In the food industry, women are underrepresented at all levels, according to a 2017 McKinsey & Company report. Women make up 49 percent of entry-level employees in the industry, the “Women in the Food Industry” report states.
Yet, as women rise through the ranks, their representation drops considerably. Women represent 23 percent of the food industry’s C-suite executives, the McKinsey study states.
The biggest gap comes at the highest level, according to a January report released by Catalyst, a nonprofit group focused on advancing women in leadership roles.
Five percent, or 25 women, held CEO positions at S&P 500 companies as of Jan. 3, 2019. The restaurant companies in the index are McDonald’s, Chipotle Mexican Grill, Darden Restaurants, Starbucks and Yum! Brands. None have female CEOs.
Casting a wider net within the restaurant industry, more female leaders emerge.
Of the 100 largest U.S. restaurant chains, by sales, tracked by NRN, 10 percent are run by women. Those 10 brands include Taco Bell, Panda Express, Cracker Barrel Old Country Store, Ruth’s Chris Steak House, In-N-Out Burger, Red Robin Gourmet Burgers and Brews, Dickey’s Barbecue Pit, Auntie Anne’s, White Castle and Boston Market.
Of the 25 public restaurant CEO salaries that NRN tracks, three are for women: Elizabeth Smith of Bloomin’ Brands ($7.4 million in 2017), Sandra B. Cochran of Cracker Barrel ($6.2 million in 2017) and Denny Marie Post of Red Robin ($3.6 million in 2017).
When it comes to C-suite representation of women, large-cap restaurant companies such as McDonald’s and Yum! Brands are outperforming the food industry average.
Of the 20 corporate leaders at McDonald’s, six are women. Three have “chief” in their title. Chipotle’s 10-person management team consists of three women, including two new “chiefs” appointed this year.
Of the 53 global executives at Starbucks, 20 are women in roles ranging from SVP to COO. Of the 11 senior leaders at Yum! Brands, three are women. Of those, two are co-presidents at Yum’s most successful chain, Taco Bell.

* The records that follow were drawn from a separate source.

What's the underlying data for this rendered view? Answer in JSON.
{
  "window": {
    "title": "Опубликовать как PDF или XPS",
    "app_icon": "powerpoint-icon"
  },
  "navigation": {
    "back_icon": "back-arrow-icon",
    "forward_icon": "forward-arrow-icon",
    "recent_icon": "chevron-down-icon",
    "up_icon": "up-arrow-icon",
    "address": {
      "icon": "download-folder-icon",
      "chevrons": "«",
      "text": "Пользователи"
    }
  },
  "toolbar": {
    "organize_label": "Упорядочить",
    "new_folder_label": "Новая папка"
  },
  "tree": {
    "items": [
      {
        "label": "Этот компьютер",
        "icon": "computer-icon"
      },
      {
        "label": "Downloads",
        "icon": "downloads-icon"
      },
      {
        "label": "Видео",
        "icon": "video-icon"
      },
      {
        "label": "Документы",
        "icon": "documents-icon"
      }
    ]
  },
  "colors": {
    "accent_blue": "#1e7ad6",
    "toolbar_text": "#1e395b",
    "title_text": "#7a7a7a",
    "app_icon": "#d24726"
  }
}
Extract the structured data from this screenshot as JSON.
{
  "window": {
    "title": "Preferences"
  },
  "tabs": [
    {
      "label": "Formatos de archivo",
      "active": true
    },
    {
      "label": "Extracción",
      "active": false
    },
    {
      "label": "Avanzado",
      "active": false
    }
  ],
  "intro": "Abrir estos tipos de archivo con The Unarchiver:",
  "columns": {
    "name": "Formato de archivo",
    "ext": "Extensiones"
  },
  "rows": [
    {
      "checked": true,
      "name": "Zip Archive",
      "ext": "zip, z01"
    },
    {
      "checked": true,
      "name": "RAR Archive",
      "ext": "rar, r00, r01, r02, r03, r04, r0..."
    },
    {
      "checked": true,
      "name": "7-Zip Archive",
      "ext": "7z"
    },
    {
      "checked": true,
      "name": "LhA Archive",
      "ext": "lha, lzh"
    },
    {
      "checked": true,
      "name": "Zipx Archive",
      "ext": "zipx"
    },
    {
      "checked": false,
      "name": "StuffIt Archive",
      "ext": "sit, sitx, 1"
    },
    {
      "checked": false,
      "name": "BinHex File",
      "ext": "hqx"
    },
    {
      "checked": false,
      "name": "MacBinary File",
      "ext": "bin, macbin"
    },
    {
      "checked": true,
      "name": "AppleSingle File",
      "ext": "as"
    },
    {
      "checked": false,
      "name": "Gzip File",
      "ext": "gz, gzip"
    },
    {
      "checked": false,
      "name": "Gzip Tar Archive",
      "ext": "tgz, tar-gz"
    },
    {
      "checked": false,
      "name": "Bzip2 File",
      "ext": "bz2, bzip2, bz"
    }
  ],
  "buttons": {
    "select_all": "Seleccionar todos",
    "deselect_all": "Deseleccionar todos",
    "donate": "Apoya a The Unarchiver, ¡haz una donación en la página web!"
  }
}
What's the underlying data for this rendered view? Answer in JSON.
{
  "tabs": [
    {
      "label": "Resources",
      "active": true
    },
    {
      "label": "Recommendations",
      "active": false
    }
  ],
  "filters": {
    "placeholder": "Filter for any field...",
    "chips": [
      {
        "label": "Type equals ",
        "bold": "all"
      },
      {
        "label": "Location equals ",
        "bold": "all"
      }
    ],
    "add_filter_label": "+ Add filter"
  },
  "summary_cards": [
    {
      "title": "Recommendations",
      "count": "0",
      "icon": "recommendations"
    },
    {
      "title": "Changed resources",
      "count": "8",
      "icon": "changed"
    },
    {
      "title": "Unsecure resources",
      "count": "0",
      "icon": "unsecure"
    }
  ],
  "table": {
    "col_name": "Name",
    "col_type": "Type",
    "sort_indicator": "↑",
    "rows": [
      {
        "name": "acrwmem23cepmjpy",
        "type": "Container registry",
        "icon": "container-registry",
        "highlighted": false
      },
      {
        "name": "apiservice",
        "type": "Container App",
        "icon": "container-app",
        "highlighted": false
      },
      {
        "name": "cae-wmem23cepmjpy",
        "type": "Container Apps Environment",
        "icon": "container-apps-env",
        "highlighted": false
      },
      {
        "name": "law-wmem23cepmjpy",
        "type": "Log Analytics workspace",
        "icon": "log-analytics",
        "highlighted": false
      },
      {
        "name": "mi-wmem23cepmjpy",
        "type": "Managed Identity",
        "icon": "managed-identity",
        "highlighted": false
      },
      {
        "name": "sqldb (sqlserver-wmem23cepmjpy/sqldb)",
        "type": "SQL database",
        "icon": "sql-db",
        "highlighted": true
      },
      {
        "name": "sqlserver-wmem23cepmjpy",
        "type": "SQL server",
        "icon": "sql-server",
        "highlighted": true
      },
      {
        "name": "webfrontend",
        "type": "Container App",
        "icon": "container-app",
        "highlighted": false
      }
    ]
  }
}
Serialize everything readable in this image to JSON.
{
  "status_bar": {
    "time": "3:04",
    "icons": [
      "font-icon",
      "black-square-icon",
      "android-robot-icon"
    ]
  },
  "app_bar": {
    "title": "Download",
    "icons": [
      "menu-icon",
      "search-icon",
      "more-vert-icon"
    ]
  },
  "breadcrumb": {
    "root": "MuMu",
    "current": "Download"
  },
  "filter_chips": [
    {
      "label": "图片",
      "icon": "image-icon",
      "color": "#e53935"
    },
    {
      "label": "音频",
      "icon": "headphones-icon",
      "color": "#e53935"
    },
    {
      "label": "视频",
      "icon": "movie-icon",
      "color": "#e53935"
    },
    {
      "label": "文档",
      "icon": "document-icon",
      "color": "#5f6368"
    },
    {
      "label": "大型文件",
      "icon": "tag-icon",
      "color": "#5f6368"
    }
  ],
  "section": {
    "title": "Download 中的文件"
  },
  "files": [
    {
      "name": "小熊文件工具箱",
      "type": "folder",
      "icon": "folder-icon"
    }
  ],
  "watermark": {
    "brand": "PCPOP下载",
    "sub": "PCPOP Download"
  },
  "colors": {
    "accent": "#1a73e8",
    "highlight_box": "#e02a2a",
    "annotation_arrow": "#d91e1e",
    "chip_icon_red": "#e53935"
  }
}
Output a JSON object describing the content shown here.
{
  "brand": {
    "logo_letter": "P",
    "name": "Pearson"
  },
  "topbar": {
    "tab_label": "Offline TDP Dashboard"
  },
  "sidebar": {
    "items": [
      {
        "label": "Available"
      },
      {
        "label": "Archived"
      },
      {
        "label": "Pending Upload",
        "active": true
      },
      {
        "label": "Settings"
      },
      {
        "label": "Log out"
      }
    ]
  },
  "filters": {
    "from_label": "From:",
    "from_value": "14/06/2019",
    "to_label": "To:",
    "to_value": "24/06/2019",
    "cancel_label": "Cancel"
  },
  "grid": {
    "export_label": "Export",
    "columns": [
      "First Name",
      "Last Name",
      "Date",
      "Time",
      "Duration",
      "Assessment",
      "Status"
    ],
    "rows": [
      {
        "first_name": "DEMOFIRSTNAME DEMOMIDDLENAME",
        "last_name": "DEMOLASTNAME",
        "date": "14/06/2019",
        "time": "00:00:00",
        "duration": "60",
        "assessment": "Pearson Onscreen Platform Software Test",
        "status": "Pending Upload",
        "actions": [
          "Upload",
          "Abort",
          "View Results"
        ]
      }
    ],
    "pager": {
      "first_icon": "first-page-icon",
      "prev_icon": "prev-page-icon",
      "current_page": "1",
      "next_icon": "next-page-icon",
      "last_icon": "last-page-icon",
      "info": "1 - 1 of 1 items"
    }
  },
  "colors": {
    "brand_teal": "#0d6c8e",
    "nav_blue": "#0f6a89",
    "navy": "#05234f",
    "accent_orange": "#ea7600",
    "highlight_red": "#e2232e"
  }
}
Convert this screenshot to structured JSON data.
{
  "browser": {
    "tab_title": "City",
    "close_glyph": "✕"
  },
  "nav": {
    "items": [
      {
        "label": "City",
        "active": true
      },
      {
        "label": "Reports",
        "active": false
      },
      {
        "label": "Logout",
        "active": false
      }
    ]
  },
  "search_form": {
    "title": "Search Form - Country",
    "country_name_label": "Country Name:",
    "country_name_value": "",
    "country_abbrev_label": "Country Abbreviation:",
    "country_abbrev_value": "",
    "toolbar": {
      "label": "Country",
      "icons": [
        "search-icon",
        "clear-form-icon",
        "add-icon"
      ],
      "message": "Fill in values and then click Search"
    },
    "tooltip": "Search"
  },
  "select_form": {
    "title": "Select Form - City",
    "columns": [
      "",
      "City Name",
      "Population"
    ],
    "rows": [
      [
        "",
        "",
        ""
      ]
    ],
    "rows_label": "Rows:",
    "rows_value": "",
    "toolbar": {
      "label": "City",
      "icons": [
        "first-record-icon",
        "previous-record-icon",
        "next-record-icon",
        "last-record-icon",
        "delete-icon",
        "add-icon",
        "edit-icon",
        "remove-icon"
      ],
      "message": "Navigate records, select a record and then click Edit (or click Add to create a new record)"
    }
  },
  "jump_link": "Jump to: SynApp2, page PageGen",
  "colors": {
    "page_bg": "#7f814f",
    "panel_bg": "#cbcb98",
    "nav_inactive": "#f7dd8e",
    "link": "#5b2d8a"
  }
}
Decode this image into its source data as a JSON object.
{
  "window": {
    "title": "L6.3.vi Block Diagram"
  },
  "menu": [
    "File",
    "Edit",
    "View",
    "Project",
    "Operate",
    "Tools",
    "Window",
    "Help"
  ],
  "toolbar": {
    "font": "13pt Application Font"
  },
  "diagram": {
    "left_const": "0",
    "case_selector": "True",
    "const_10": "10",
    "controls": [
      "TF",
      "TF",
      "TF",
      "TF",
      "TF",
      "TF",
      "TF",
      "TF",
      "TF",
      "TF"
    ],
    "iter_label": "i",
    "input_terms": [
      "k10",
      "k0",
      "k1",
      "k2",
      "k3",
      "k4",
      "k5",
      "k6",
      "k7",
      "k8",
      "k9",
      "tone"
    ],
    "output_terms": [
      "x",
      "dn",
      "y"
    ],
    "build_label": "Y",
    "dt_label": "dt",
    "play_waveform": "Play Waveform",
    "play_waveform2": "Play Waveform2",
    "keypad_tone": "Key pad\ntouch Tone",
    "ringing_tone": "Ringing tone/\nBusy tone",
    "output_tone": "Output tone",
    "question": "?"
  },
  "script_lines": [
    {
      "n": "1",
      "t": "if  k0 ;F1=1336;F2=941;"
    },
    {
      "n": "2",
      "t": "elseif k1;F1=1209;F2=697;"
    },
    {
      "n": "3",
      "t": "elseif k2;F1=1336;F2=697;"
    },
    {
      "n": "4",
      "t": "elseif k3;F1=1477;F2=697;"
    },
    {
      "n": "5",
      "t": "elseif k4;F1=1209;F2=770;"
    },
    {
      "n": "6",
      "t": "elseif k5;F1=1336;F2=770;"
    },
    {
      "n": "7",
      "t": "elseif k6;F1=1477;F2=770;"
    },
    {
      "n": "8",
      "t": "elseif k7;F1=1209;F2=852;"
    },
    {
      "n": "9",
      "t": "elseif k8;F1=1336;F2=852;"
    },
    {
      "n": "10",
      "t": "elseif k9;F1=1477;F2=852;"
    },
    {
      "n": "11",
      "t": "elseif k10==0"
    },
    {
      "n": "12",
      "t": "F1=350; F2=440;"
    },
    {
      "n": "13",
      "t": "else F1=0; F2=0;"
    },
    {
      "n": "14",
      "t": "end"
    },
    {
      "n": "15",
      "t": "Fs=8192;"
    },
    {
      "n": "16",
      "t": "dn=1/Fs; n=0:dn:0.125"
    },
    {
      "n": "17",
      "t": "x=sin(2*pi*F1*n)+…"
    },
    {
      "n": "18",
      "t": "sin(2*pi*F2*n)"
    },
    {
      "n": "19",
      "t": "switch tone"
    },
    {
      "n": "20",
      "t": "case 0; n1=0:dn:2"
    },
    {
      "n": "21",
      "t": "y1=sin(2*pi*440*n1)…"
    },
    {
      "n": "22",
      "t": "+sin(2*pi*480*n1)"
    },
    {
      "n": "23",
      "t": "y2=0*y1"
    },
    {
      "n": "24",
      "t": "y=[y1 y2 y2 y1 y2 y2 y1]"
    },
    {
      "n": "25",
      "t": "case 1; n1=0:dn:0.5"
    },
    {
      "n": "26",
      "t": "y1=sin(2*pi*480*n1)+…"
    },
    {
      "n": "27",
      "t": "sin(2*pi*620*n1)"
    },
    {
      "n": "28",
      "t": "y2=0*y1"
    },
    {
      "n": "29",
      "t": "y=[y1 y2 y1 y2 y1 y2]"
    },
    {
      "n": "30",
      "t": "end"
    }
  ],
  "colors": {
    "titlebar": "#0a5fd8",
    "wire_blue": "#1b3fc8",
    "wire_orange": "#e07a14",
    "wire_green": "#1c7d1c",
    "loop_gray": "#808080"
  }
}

In the boardroom, lawmakers in California are doing their part to close the leadership gender gap.
In September, California became the first state in the U.S. to require public companies with headquarters based in the state to have at least one woman on their board by the end of 2019.
The Habit Restaurants Inc. was one of the first California-based restaurant companies to comply, with the October appointment of Karin Timpone, global marketing officer at Marriott International.
Studies have shown that elevating more women to leadership roles can pay dividends.
According to the annual “Women Matter” report by McKinsey Global Institute, “gender diversity in management correlates with better organizational effectiveness and higher financial results.”
Roughly $12 trillion could be added to global GDP in 2025 by closing the gender gap of women in the workforce, the report states.
Catalyst CEO Lorraine Hariton said in a Dec. 11 blog post that change is in the air for women, driven in part by the #MeToo movement.
“It’s palpable,” she said. “It’s electric.”
But now is the time to strike to improve the power imbalance between women and men, she wrote: “If we stand up now, we can articulate what we want the future of work to be.”
Contact Nancy Luna at [email protected]
Follow her on Twitter: @FastFoodMaven